California has expanded its anti-discrimination lawsuit against Activision Blizzard, adding temporary workers to the female full-time employees of whom it is suing on behalf. The state's Department of Fair Employment & Housing also alleges the game maker has interfered with its investigation.
Why it matters: While Activision Blizzard has attempted to show over the past month that it is addressing issues raised in the suit, the DFEH is turning up the heat.
An Activision Blizzard representative has not yet replied to Axios' request for comment.
Between the lines: The amended complaint was filed Monday and redefines the "group" it says was wronged by the gaming giant.
- A copy reviewed by Axios specifically mentions that California's protections against anti-harassment, equal pay and other equal employment opportunity protections "exist for employees and contingent or temporary workers."

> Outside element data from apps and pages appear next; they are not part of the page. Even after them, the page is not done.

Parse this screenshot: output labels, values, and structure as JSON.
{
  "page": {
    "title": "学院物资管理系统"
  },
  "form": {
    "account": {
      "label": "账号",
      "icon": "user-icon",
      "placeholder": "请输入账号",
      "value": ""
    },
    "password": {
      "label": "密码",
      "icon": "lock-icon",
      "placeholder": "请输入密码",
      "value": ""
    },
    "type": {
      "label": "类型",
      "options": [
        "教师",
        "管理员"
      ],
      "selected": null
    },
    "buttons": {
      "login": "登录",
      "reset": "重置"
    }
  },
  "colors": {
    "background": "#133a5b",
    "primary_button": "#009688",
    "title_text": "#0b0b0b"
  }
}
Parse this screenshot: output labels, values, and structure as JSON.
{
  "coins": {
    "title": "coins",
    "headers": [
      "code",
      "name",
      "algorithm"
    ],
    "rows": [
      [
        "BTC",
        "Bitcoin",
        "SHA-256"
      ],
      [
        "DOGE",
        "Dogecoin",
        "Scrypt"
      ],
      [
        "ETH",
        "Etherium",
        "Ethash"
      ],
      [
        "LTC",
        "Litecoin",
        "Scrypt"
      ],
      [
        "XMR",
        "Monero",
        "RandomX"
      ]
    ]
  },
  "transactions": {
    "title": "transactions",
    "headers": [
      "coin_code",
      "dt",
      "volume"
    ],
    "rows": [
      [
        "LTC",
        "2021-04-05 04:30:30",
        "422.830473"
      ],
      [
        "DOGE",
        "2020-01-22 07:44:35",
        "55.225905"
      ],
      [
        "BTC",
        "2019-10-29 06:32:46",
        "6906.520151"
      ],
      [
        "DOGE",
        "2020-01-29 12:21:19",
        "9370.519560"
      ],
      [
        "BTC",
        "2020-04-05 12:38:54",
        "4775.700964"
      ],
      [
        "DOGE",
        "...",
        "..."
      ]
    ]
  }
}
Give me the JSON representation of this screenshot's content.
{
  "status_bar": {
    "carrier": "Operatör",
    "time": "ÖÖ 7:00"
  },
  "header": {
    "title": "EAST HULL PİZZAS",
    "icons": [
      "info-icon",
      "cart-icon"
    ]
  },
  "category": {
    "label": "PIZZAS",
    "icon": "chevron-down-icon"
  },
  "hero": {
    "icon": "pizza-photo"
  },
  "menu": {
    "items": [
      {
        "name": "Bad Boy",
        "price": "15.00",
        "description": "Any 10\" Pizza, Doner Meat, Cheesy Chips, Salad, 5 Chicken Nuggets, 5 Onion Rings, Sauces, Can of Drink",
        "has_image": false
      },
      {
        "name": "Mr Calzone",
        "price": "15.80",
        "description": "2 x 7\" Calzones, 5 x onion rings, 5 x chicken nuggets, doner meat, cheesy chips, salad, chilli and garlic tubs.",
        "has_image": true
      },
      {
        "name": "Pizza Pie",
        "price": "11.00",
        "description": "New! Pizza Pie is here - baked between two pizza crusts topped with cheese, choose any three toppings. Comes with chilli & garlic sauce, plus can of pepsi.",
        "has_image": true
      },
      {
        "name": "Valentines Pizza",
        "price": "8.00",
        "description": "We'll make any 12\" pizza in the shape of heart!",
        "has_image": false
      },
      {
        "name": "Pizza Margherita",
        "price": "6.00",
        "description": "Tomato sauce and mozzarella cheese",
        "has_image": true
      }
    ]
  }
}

- Throughout the lawsuit, the word "employees" has been changed to "workers" in reference to harassment, sex discrimination regarding pay and other allegations.
The DFEH also says Activision Blizzard has stymied its efforts through NDAs, requiring employees to speak with the company ahead of contacting the DFEH, and its involvement with WilmerHale, a law firm the game maker said will investigate misconduct issues.
- The suit claims that this "directly interferes" with DFEH's ability to "investigate, prosecute, and remedy workplace discrimination and harassment violations on behalf of employees and contingent or temporary workers."
- It alleges, in part, that "documents related to investigations and complaints were shredded by human resource personnel" in violation of what it asserts is the game company's legal obligation to retain them pending the investigation.
The big picture: The change comes after stories revealed toxic conditions faced by Activision Blizzard contract workers.
- Stories shared with Axios from the ABK Worker's Alliance specifically from the quality assurance and customer service departments paint a picture of brutal overtime paired with little pay.
- "As a contract employee, I feel there's a lot of pressure to excel, impress, and move through the ranks as fast as you can before your contract ends and you're forced to go 3 months without income or find another job," one worker said. "I take pride in what I do, but it feels like it's never enough. "
- "We suffer from stress," another worker said. "We suffer physical ailments. We are overworked and underpaid across the board."